Board won't put moratorium on wind farms
RED WING — The wind energy debate in Goodhue County continues to play itself out in lengthy public meetings, but a possible resolution remains at least a few weeks away.
On Tuesday, the Goodhue County Board heard 37 public comments — many of which broke the three-minute time limit — before unanimously voting to deny a moratorium on wind farm construction and an amendment that sought a 0.6-mile — or 1-kilometer — setback. Almost all the speakers supported for those two measures.
Instead, the board will send the issue back for consideration by a three-person subcommittee within the Public Advisory Commission. It will be chaired by Joan Volz.

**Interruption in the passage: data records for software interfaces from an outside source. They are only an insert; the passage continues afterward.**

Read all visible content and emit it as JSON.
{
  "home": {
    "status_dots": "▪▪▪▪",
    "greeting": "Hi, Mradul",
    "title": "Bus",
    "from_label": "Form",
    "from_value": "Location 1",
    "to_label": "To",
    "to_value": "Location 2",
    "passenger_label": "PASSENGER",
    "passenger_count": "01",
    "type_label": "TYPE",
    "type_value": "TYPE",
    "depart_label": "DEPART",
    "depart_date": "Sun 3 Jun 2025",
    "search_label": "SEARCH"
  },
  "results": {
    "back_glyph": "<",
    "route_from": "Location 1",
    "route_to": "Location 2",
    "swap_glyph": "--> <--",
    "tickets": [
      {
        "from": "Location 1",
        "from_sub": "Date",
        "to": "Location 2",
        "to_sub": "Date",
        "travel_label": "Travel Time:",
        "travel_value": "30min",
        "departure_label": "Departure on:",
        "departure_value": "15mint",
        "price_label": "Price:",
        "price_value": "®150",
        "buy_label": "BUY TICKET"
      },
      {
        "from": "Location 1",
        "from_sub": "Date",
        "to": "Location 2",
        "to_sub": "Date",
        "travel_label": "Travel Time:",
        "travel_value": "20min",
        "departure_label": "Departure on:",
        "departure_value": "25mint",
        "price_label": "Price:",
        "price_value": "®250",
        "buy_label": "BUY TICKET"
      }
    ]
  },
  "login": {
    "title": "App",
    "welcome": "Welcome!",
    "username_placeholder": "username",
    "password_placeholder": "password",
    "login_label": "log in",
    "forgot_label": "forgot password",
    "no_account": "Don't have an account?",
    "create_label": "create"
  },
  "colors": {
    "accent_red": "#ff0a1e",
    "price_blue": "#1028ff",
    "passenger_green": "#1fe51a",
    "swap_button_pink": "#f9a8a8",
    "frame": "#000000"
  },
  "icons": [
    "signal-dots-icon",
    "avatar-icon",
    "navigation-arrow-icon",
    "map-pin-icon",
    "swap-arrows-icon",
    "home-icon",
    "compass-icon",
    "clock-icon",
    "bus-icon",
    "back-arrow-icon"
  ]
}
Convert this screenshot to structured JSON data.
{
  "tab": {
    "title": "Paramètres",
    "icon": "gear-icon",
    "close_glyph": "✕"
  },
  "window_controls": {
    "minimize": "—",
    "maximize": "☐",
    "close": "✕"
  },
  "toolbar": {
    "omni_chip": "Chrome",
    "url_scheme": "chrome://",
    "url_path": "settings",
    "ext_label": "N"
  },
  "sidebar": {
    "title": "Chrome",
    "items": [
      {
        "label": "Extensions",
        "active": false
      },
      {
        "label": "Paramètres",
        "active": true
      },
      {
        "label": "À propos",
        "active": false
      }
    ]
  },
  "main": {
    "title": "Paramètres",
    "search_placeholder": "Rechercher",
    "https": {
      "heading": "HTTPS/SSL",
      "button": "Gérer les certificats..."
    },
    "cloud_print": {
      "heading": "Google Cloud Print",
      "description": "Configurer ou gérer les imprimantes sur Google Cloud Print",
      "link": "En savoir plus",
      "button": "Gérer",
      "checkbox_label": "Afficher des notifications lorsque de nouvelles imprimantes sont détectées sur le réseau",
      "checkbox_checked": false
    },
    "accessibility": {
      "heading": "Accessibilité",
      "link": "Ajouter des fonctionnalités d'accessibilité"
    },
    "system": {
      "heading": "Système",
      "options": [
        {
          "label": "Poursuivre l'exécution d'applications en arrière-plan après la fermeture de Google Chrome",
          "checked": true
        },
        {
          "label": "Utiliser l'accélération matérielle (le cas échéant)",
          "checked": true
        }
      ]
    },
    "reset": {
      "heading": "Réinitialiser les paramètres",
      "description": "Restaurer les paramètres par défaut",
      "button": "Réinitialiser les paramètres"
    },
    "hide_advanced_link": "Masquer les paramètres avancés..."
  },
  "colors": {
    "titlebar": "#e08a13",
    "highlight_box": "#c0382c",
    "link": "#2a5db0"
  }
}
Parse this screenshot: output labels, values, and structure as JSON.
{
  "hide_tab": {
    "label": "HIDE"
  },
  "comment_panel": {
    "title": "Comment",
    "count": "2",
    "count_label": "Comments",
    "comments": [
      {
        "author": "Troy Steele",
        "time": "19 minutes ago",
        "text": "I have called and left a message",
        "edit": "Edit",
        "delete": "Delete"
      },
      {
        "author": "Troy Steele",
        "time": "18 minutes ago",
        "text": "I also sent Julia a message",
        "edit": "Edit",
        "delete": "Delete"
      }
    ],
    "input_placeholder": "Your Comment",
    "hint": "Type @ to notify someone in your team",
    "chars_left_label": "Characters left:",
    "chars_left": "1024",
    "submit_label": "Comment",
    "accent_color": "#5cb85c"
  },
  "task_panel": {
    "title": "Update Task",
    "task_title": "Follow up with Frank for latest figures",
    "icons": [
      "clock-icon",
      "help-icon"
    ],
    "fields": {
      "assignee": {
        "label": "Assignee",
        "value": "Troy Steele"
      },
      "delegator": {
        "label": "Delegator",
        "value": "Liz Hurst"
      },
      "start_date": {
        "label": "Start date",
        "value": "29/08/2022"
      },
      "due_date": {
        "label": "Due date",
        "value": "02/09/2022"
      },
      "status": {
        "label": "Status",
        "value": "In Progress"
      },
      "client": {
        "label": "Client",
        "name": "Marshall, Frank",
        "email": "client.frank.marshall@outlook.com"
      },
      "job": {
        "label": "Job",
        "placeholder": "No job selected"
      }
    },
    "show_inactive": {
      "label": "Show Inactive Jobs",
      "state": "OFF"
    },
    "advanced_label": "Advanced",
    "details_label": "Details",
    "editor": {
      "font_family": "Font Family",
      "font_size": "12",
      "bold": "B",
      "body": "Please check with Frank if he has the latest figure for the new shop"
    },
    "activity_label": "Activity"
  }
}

That was the PAC's recommendation to the board after its April 19 meeting, which had most of the 60-person crowd prepared for Tuesday's ruling. Volz will meet with staff later this week in preparations for the first meeting, which is expected to take place next week. It's unclear how long updating the county ordinance will take, though commissioner Ron Allen urged them to act quickly.
Senior wind developer Ben Kerl of Goodhue Wind, which is one of three proposed wind farms in the county, says the new timeline works with the company's. Goodhue Wind's 78-megawatt proposal is accepting public comments for at least the next 30 days while it awaits a site permit meeting with the Public Utilities Commission. It isn't scheduled yet but is expected to take place in June.
Goodhue Wind's proposed wind farm covers 32,000 acres in central Goodhue County, near Goodhue.
Despite the apparent setback, opponents of the wind projects feel their message is starting to gain traction.
"Best $546 I ever spent," said Steve Groth, who proposed the changes along with Paul Reese. "It's not over yet. People are starting to wake up."
Goodhue Wind has more than 100 contracts signed as part of its 32,000-acre project. However, opposition continues to line up against it and against other wind projects.
At least four of the five townships in Goodhue County tried to adopt a setback or moratorium. The city of Zumbrota has asked for a 2-mile buffer zone.
Goodhue City Council member Leia Ryan said Tuesday that the city wants the same buffer zone, citing a 64-acre investment property to the west of the city.
It remains a tricky issue because the county has siting and regulatory authority on projects up to 5 megawatts. Stricter regulations adopted by the county with regard to larger projects can be disregarded by the PUC if "good cause" is found, while also leaving the county open to litigation, according to county attorney Stephen Betcher.